The latest data released by the Notre Dame Global Adaptation Initiative (ND-GAIN) shows governance is a major factor for countries improving preparedness for climate change. The annual ND-GAIN Country Index ranks 181 countries on vulnerability to extreme climate events such as droughts, superstorms and other natural disasters as well as readiness to successfully implement adaptation solutions.
The top five countries showing the biggest amount of improvement in preparedness over the last year were Ghana, Solomon Islands, Cape Verde, Sri Lanka and Myanmar. Countries showing the least amount of improvement included Bosnia and Herzegovina, Chile, Macedonia, Burundi and Brazil – host to the 2016 Summer Olympic Games.
ND-GAIN researchers measure common factors of successful adaptability to climate change, such as improved economies, access to resources including reliable drinking water, agricultural capacity and political stability.
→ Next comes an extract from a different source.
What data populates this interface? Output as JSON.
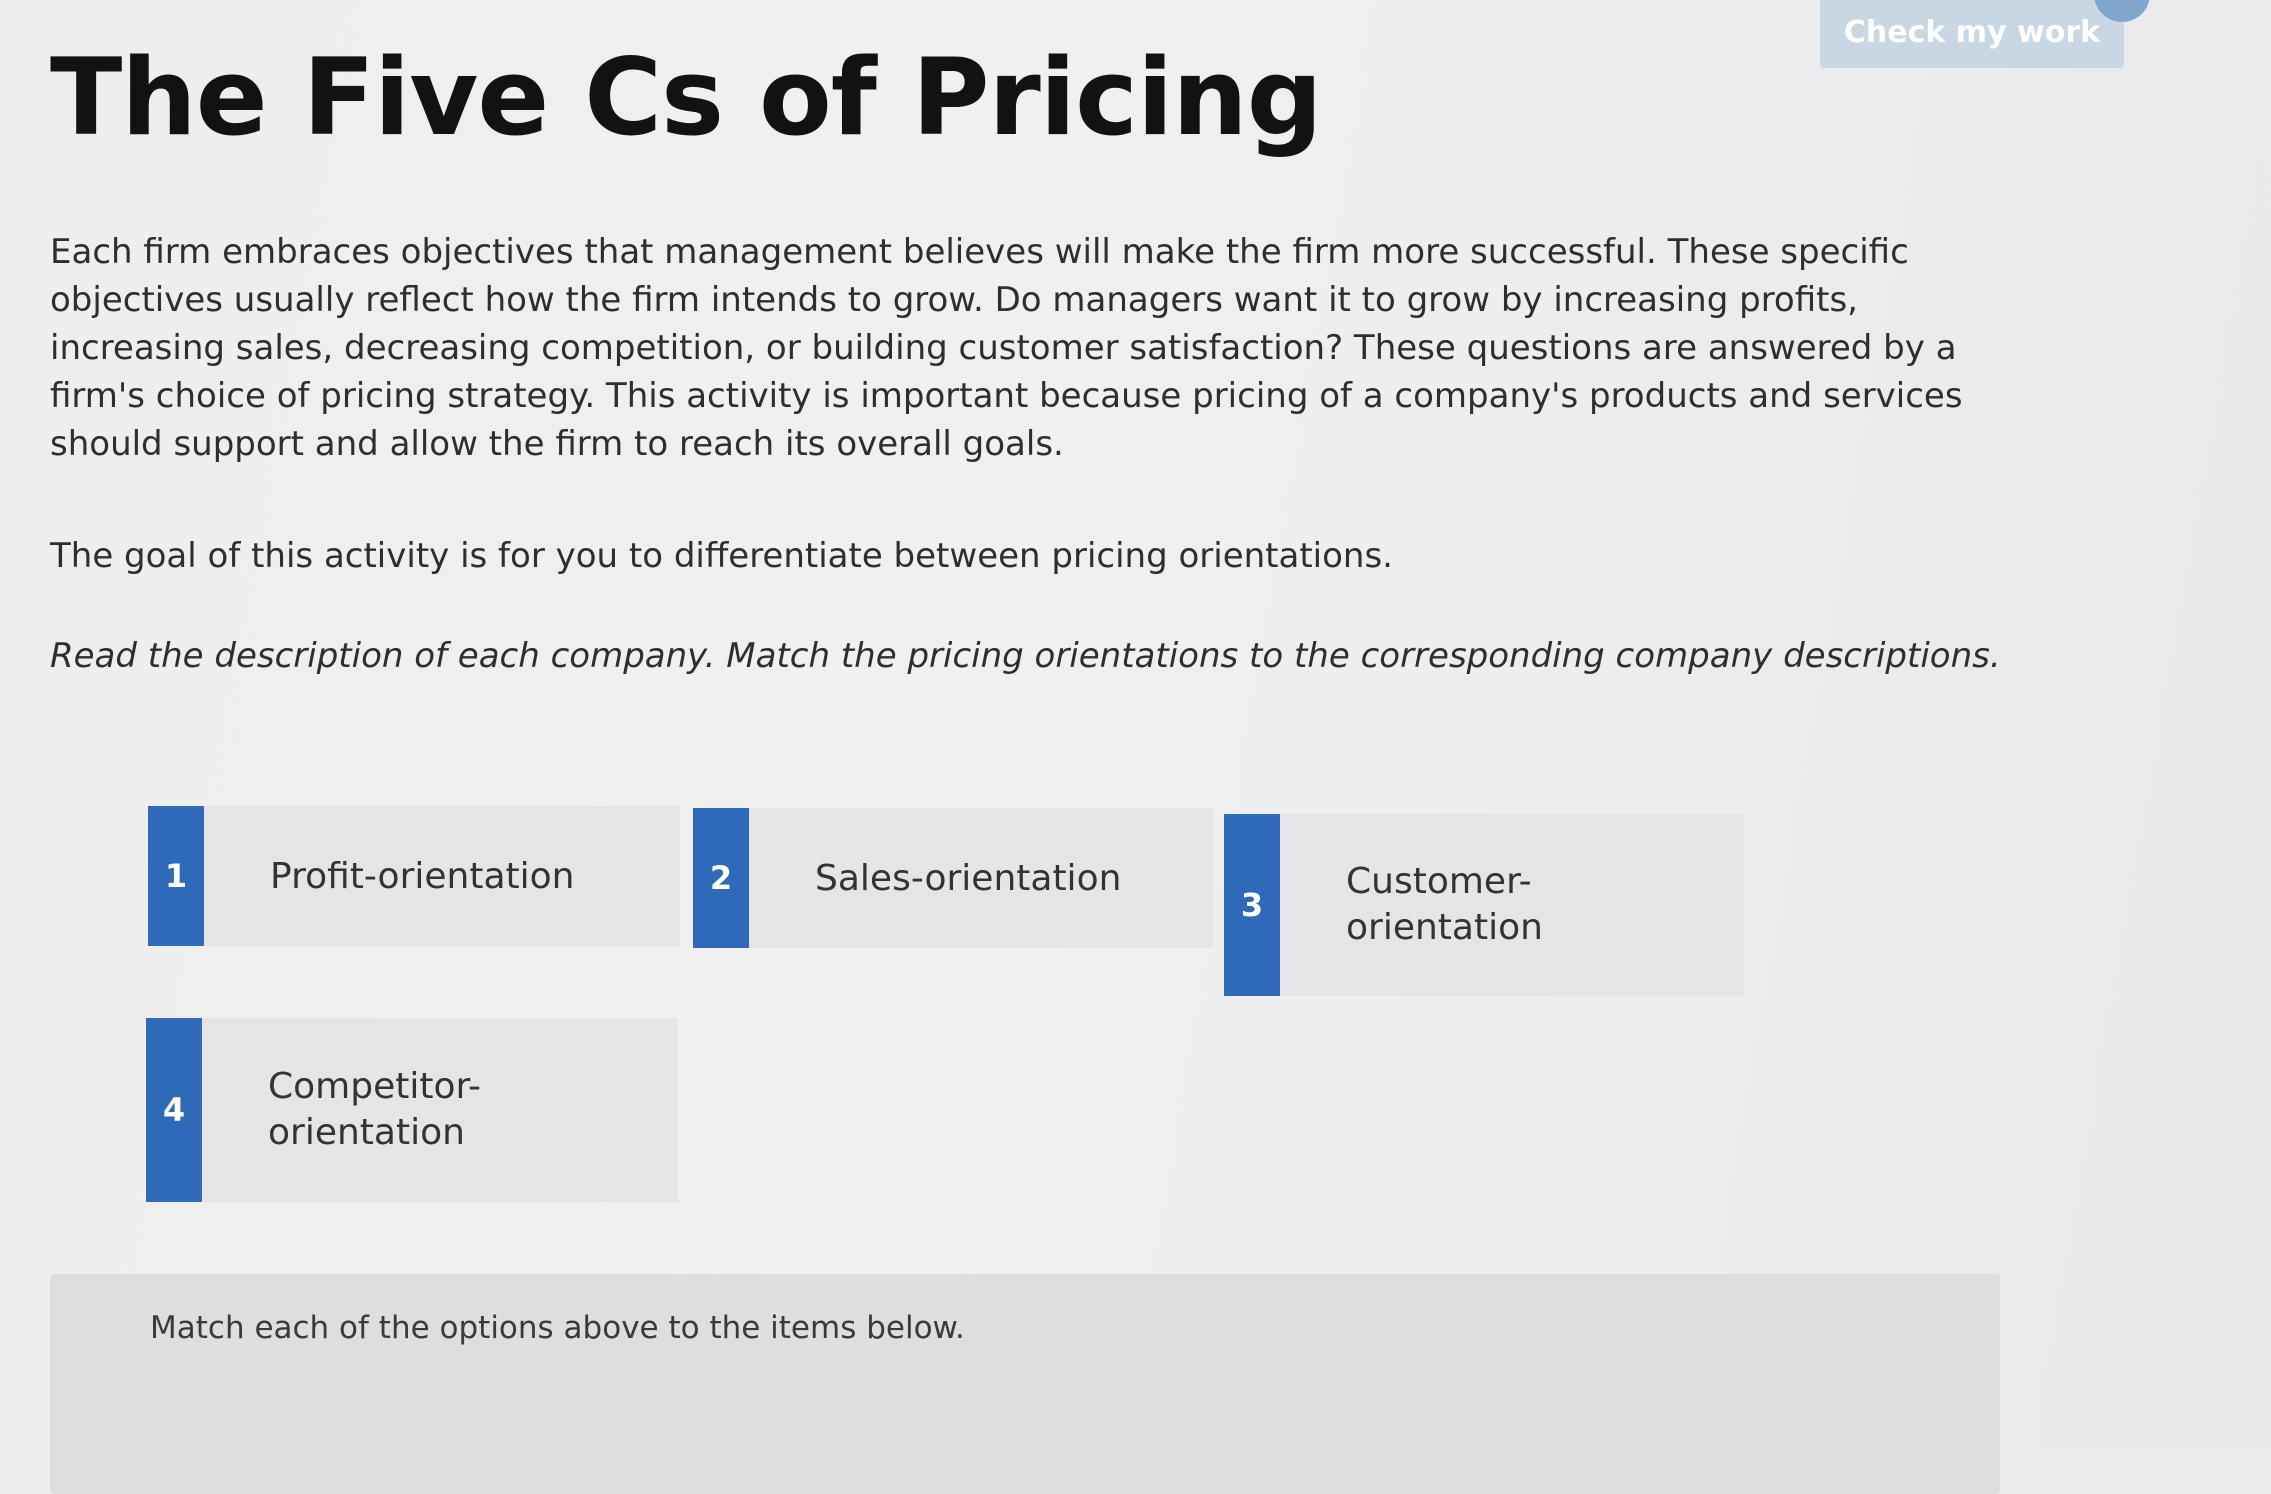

“Political changes bring opportunities for countries to improve on the overall stability of the country with regard to climate issues,” said Patrick Regan, associate director of Environmental Change Initiative for ND-GAIN and professor of political science at the University of Notre Dame. “At a time when adaptation to climate change is critical, this data shows that policy makers are a key component to ensuring countries large and small are prepared to face potentially devastating natural disasters.”
The findings will be shared at the United Nations World Data Forum in Cape Town, South Africa, Jan. 15-18.
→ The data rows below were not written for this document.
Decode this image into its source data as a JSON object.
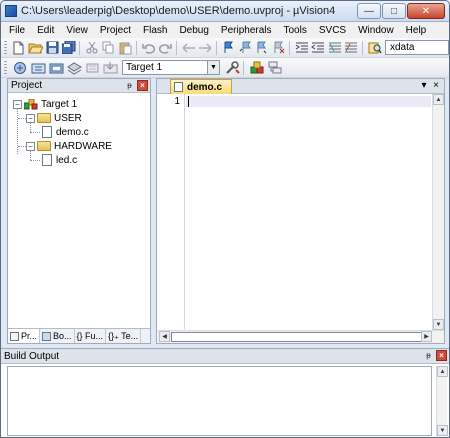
{
  "window": {
    "title": "C:\\Users\\leaderpig\\Desktop\\demo\\USER\\demo.uvproj - µVision4",
    "minimize_label": "—",
    "maximize_label": "□",
    "close_label": "✕"
  },
  "menubar": {
    "items": [
      "File",
      "Edit",
      "View",
      "Project",
      "Flash",
      "Debug",
      "Peripherals",
      "Tools",
      "SVCS",
      "Window",
      "Help"
    ]
  },
  "toolbar": {
    "find_value": "xdata",
    "target_value": "Target 1",
    "dropdown_arrow": "▼"
  },
  "project_panel": {
    "title": "Project",
    "pin": "ᵽ",
    "close": "×",
    "tree": {
      "target": "Target 1",
      "groups": [
        {
          "name": "USER",
          "files": [
            "demo.c"
          ]
        },
        {
          "name": "HARDWARE",
          "files": [
            "led.c"
          ]
        }
      ],
      "expand_symbol": "−"
    },
    "tabs": [
      "Pr...",
      "Bo...",
      "{} Fu...",
      "{}₊ Te..."
    ]
  },
  "editor": {
    "tab_label": "demo.c",
    "tab_menu": "▾",
    "tab_close": "×",
    "line_numbers": [
      "1"
    ],
    "scroll_up": "▲",
    "scroll_down": "▼",
    "scroll_left": "◀",
    "scroll_right": "▶"
  },
  "build_output": {
    "title": "Build Output",
    "pin": "ᵽ",
    "close": "×"
  },
  "colors": {
    "accent": "#3d7bd1",
    "tab_active": "#fbd97a",
    "close_red": "#d24b3a"
  }
}
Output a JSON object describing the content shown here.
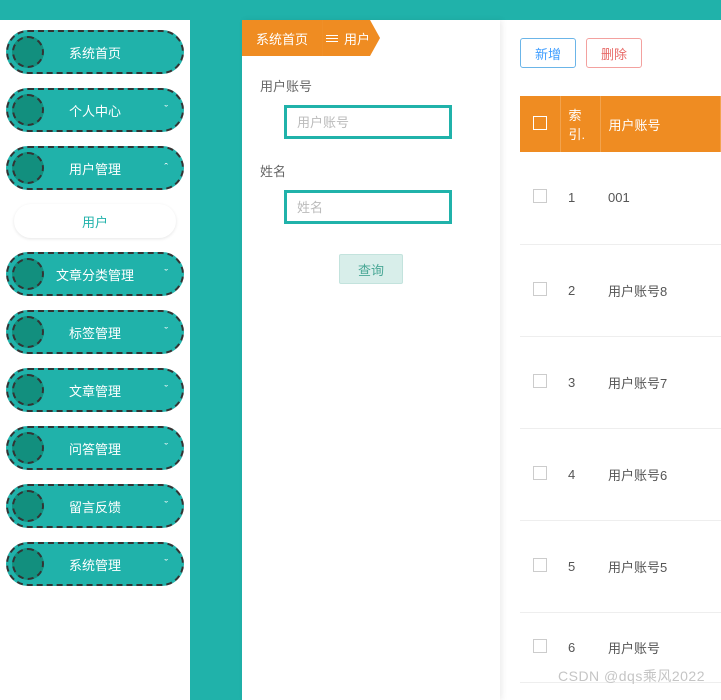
{
  "sidebar": {
    "items": [
      {
        "label": "系统首页",
        "expandable": false
      },
      {
        "label": "个人中心",
        "expandable": true
      },
      {
        "label": "用户管理",
        "expandable": true,
        "expanded": true
      },
      {
        "label": "文章分类管理",
        "expandable": true
      },
      {
        "label": "标签管理",
        "expandable": true
      },
      {
        "label": "文章管理",
        "expandable": true
      },
      {
        "label": "问答管理",
        "expandable": true
      },
      {
        "label": "留言反馈",
        "expandable": true
      },
      {
        "label": "系统管理",
        "expandable": true
      }
    ],
    "sub_item_label": "用户"
  },
  "breadcrumb": {
    "home": "系统首页",
    "current": "用户"
  },
  "search_form": {
    "account_label": "用户账号",
    "account_placeholder": "用户账号",
    "name_label": "姓名",
    "name_placeholder": "姓名",
    "search_button": "查询"
  },
  "actions": {
    "add": "新增",
    "delete": "删除"
  },
  "table": {
    "headers": {
      "index": "索引.",
      "account": "用户账号"
    },
    "rows": [
      {
        "index": "1",
        "account": "001"
      },
      {
        "index": "2",
        "account": "用户账号8"
      },
      {
        "index": "3",
        "account": "用户账号7"
      },
      {
        "index": "4",
        "account": "用户账号6"
      },
      {
        "index": "5",
        "account": "用户账号5"
      },
      {
        "index": "6",
        "account": "用户账号"
      }
    ]
  },
  "watermark": "CSDN @dqs乘风2022"
}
More About ND-GAIN’s Biggest Movers:
- Myanmar tops the list of those countries making improvements. The country saw sweeping political changes following decades of military rule and experienced constitutional reforms, elections and elimination of economic sanctions, and it expanded its information and communication technology infrastructure.
- In Sri Lanka, progress has been steadily improving since violent conflict ended in 2009. Recent elections ended political corruption and, subsequently, reforms have helped improve the country’s readiness score substantially.
- Burundi saw the least amount of progress – making it the biggest degrader in 2015. The country has suffered civil unrest and a coup was announced in May 2015, making Burundi one of the most politically unstable countries in that year.
The index also measures those countries improving or degrading over a five-year period. Countries making significant improvements over a five-year period include Russia, Uzbekistan, Iran and Rwanda. Those countries whose score slipped during the same period include Syria, Cuba, Spain and Argentina.
The ND-GAIN Country Index aims to unlock global adaptation solutions that save lives and improve livelihoods while strengthening market positions in the private sector and policy decisions in the public sector. Measuring not only vulnerability but also the readiness to take on investment, it informs strategic, operational and reputational decisions regarding supply chains, capital projects and community engagements. The index includes 21 years of data across 45 indicators for 181 countries. ND-GAIN is housed in the Environmental Change Initiative of the University of Notre Dame.
Contact: Alex Gumm, 574.807.9322, email@example.com
Originally published by news.nd.edu on January 11, 2017.at